_ACTIVITY_.
Go through the data and tally the lines that hold the string "What". Reply with the total alone.

_GIVEN RECORDS_.
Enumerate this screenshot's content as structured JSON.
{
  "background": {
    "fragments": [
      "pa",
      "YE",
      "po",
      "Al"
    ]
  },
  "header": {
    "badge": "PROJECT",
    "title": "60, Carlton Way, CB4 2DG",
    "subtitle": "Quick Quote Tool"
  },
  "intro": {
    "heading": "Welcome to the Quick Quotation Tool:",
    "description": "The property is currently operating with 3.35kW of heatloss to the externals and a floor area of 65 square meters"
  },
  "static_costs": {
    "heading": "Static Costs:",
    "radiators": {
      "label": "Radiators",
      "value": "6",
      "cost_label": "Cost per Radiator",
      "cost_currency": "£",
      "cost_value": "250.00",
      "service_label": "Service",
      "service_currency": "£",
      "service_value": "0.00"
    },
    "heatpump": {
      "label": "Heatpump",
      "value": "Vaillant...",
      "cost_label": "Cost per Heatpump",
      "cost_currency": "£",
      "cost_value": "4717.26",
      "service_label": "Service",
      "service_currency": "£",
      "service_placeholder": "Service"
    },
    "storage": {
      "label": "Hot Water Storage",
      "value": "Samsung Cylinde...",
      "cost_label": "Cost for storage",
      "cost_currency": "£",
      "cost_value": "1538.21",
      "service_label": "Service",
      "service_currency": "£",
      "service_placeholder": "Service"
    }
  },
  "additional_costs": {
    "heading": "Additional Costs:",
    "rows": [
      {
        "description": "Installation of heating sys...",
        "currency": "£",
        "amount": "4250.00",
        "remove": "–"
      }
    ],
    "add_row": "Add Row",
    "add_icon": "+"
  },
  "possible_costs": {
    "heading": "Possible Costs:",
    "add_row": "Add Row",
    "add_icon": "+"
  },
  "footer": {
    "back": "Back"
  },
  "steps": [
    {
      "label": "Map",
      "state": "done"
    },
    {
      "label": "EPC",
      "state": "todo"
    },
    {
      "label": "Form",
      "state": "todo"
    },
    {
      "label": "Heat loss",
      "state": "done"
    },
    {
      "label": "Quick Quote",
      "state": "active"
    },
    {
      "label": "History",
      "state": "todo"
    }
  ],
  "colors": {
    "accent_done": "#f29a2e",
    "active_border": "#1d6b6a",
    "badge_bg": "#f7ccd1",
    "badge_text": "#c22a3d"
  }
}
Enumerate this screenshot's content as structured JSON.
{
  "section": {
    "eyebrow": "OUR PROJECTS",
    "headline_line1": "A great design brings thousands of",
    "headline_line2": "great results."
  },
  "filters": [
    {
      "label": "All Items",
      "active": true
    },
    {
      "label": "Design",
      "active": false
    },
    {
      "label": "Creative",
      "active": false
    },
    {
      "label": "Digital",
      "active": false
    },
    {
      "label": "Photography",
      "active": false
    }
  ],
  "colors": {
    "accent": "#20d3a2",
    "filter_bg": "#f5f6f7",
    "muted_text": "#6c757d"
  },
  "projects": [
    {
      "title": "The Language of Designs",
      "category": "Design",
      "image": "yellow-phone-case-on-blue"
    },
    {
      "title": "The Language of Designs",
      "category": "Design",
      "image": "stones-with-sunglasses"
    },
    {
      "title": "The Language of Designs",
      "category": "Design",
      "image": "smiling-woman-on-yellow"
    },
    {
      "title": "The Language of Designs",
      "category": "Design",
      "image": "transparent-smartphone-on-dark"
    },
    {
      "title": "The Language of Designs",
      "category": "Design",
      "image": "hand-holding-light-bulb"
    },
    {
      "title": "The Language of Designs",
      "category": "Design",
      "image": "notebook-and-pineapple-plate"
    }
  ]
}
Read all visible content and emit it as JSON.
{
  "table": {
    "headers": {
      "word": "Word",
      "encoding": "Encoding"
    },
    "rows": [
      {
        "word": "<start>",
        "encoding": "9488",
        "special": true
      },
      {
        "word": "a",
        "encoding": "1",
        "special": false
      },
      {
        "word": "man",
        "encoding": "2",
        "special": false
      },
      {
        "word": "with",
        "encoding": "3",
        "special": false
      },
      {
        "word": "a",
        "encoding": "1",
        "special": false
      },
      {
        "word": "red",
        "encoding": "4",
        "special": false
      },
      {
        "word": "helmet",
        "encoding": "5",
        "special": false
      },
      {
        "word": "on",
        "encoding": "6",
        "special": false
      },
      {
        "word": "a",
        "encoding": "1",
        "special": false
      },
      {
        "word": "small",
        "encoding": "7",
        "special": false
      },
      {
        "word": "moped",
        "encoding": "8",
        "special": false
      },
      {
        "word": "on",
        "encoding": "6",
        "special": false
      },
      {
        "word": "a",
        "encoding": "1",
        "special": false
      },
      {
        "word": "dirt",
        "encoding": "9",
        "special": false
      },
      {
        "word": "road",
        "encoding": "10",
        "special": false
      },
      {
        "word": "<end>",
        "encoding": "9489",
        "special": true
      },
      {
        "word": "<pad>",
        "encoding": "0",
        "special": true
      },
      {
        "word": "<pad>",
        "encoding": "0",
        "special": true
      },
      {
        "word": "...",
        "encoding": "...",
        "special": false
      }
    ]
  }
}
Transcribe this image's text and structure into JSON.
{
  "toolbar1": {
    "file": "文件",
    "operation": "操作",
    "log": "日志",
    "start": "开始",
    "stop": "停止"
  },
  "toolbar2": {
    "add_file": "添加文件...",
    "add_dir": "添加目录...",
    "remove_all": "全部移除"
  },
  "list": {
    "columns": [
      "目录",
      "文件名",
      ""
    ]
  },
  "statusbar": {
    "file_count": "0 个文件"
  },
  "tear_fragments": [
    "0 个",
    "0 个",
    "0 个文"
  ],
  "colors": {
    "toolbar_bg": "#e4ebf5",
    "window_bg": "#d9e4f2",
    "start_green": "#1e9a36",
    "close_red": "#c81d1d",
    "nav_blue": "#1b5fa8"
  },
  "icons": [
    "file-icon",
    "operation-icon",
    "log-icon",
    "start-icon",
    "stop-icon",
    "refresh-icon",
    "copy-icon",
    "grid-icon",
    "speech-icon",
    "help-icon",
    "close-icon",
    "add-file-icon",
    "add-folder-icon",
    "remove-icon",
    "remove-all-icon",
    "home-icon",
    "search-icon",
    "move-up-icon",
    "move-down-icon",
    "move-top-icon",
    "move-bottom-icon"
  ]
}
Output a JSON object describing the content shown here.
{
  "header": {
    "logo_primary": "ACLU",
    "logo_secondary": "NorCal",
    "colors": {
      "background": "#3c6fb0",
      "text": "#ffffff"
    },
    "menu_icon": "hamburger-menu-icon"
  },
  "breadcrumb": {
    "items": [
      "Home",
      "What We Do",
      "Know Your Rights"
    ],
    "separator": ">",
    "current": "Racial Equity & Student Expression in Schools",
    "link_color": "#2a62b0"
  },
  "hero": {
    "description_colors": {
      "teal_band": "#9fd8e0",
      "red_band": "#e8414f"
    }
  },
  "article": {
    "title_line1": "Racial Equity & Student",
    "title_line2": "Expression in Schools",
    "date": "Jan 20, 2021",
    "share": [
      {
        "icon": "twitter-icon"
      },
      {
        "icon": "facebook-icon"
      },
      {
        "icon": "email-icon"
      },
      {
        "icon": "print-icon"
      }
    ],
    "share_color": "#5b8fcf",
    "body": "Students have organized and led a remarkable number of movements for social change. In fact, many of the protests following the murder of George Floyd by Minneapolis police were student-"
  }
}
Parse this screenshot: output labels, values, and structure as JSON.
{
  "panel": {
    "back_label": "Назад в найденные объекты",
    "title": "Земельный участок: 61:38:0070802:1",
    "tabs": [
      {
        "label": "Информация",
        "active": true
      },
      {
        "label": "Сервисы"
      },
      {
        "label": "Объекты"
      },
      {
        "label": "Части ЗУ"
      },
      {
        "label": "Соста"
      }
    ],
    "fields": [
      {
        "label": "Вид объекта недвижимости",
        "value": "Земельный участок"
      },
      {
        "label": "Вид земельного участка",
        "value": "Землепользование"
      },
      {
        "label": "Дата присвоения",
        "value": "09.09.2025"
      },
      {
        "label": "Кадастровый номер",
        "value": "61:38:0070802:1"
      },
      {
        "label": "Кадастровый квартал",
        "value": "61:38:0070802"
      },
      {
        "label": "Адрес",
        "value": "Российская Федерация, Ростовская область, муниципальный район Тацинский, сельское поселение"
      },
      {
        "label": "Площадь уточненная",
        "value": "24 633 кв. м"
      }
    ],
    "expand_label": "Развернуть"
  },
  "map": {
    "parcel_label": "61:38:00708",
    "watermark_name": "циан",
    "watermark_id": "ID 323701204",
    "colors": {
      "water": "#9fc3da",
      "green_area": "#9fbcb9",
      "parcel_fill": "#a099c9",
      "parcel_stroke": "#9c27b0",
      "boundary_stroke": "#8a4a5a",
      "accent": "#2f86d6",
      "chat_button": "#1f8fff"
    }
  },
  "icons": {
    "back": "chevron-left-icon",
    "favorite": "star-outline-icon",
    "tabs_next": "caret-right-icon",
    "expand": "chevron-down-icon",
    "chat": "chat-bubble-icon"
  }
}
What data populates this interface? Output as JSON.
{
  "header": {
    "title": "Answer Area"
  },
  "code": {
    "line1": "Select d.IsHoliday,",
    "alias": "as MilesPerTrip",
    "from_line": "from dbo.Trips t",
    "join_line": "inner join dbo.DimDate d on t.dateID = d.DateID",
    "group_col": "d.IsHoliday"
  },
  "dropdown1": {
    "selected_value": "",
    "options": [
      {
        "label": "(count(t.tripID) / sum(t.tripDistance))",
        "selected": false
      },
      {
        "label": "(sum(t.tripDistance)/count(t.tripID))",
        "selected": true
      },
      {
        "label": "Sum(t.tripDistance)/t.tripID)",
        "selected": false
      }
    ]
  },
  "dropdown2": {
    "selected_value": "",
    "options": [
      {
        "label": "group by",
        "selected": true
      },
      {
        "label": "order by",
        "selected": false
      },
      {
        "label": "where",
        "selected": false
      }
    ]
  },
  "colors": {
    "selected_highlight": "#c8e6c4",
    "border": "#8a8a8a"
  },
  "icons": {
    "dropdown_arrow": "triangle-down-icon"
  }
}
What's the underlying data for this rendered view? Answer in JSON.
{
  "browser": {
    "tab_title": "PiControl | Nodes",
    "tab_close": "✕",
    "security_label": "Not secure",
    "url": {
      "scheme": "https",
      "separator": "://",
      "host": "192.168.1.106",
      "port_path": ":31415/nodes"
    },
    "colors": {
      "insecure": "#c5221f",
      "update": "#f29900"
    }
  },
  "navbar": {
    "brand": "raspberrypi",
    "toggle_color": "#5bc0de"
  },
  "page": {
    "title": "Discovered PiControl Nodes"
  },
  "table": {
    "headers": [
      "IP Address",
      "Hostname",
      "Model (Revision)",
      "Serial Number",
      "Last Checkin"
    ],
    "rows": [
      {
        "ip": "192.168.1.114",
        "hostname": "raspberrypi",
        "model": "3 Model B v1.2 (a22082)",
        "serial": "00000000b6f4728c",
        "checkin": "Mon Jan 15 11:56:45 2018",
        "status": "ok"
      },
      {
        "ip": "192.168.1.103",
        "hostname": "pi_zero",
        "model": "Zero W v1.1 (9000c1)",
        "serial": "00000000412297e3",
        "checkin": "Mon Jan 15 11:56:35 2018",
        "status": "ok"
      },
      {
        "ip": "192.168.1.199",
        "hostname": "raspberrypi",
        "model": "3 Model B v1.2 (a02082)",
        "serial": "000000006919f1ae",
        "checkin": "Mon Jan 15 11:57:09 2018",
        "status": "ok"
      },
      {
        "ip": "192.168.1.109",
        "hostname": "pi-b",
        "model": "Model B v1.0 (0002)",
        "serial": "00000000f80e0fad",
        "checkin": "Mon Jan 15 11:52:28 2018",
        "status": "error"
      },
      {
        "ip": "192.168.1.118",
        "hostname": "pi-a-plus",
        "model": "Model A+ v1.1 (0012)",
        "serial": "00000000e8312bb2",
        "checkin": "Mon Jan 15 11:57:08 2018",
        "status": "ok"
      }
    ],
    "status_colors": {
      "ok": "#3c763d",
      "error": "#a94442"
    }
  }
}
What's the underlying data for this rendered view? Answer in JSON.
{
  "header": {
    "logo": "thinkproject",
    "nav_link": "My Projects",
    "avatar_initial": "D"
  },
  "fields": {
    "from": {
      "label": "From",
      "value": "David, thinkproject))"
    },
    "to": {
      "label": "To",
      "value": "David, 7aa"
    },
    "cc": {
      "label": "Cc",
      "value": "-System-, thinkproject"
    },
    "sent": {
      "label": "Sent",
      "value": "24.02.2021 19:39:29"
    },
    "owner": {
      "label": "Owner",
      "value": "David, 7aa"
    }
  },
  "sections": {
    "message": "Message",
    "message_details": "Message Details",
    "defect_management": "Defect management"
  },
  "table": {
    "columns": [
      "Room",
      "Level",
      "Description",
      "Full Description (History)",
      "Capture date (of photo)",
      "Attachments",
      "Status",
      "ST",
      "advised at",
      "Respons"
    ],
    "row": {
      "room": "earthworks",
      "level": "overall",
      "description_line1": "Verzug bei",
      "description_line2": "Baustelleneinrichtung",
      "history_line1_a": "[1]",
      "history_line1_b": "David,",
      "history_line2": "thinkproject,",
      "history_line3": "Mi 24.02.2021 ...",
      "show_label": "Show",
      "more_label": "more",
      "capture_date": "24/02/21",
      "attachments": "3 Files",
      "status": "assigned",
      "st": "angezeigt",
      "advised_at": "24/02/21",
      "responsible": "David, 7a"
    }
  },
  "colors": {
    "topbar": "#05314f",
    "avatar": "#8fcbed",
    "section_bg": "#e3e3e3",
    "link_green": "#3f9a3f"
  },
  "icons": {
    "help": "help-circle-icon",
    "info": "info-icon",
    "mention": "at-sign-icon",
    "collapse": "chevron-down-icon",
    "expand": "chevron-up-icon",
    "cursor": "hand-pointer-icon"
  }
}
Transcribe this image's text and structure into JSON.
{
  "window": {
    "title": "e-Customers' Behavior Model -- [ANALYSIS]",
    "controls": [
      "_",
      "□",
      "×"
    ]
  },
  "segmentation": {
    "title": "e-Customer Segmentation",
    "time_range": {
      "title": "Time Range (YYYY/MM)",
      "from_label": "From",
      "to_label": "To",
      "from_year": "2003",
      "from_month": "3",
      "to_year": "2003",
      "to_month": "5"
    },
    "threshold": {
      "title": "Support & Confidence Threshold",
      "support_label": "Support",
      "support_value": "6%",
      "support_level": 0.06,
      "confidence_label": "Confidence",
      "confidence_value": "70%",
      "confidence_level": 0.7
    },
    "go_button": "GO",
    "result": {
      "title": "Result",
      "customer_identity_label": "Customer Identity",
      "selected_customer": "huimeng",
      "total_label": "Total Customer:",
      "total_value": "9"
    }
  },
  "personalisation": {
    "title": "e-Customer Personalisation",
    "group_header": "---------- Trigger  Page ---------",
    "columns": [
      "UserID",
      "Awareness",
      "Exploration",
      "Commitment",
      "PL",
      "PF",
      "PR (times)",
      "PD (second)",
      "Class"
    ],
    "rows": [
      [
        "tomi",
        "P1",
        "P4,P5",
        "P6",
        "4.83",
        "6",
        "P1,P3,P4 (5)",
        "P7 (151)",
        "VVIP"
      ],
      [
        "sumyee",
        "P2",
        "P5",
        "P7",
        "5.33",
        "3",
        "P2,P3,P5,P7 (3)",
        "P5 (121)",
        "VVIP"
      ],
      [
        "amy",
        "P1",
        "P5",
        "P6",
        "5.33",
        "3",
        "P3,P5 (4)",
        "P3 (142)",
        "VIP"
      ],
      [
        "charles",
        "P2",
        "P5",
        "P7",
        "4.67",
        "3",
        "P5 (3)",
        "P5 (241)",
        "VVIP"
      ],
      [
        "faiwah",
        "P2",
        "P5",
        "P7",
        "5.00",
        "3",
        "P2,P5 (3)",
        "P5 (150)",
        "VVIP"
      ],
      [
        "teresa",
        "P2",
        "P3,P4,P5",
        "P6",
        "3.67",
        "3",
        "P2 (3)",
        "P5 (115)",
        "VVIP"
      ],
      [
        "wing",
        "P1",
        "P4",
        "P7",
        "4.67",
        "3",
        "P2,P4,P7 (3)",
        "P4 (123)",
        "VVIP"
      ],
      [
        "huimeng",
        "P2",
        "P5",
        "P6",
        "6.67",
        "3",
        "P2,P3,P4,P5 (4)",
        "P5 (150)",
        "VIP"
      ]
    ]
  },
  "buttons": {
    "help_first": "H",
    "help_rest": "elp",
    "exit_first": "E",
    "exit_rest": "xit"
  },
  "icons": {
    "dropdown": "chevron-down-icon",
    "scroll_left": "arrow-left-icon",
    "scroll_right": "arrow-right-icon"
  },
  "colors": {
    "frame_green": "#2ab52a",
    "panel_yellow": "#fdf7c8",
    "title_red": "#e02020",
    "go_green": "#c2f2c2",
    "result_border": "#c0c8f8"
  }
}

_EXPECTED OUTPUT_.
4